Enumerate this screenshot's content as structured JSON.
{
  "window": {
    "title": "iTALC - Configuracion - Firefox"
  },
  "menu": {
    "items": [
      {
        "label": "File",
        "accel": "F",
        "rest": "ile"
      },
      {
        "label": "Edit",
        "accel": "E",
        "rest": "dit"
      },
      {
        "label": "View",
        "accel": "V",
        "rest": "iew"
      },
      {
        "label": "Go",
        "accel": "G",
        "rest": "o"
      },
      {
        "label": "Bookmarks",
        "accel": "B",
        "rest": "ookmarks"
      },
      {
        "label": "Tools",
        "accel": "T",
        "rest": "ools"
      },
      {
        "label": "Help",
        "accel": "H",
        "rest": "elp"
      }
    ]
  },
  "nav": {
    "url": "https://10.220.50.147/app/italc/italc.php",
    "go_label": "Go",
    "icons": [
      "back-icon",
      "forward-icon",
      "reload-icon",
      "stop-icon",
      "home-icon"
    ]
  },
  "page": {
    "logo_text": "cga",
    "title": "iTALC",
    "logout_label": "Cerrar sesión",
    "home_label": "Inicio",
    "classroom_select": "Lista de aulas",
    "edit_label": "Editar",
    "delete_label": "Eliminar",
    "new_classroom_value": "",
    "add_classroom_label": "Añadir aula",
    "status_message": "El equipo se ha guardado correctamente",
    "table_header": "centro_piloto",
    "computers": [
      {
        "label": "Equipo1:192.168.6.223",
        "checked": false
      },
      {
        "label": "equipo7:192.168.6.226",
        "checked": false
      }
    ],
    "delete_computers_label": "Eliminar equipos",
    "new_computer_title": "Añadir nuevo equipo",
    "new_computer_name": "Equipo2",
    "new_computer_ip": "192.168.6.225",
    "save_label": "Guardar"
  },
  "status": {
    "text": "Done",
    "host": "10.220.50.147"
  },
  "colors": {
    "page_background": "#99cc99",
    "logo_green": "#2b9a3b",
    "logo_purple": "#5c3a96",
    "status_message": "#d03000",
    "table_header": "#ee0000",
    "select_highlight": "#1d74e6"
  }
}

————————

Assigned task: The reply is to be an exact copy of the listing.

Completed exercise:
Enumerate this screenshot's content as structured JSON.
{
  "window": {
    "title": "iTALC - Configuracion - Firefox"
  },
  "menu": {
    "items": [
      {
        "label": "File",
        "accel": "F",
        "rest": "ile"
      },
      {
        "label": "Edit",
        "accel": "E",
        "rest": "dit"
      },
      {
        "label": "View",
        "accel": "V",
        "rest": "iew"
      },
      {
        "label": "Go",
        "accel": "G",
        "rest": "o"
      },
      {
        "label": "Bookmarks",
        "accel": "B",
        "rest": "ookmarks"
      },
      {
        "label": "Tools",
        "accel": "T",
        "rest": "ools"
      },
      {
        "label": "Help",
        "accel": "H",
        "rest": "elp"
      }
    ]
  },
  "nav": {
    "url": "https://10.220.50.147/app/italc/italc.php",
    "go_label": "Go",
    "icons": [
      "back-icon",
      "forward-icon",
      "reload-icon",
      "stop-icon",
      "home-icon"
    ]
  },
  "page": {
    "logo_text": "cga",
    "title": "iTALC",
    "logout_label": "Cerrar sesión",
    "home_label": "Inicio",
    "classroom_select": "Lista de aulas",
    "edit_label": "Editar",
    "delete_label": "Eliminar",
    "new_classroom_value": "",
    "add_classroom_label": "Añadir aula",
    "status_message": "El equipo se ha guardado correctamente",
    "table_header": "centro_piloto",
    "computers": [
      {
        "label": "Equipo1:192.168.6.223",
        "checked": false
      },
      {
        "label": "equipo7:192.168.6.226",
        "checked": false
      }
    ],
    "delete_computers_label": "Eliminar equipos",
    "new_computer_title": "Añadir nuevo equipo",
    "new_computer_name": "Equipo2",
    "new_computer_ip": "192.168.6.225",
    "save_label": "Guardar"
  },
  "status": {
    "text": "Done",
    "host": "10.220.50.147"
  },
  "colors": {
    "page_background": "#99cc99",
    "logo_green": "#2b9a3b",
    "logo_purple": "#5c3a96",
    "status_message": "#d03000",
    "table_header": "#ee0000",
    "select_highlight": "#1d74e6"
  }
}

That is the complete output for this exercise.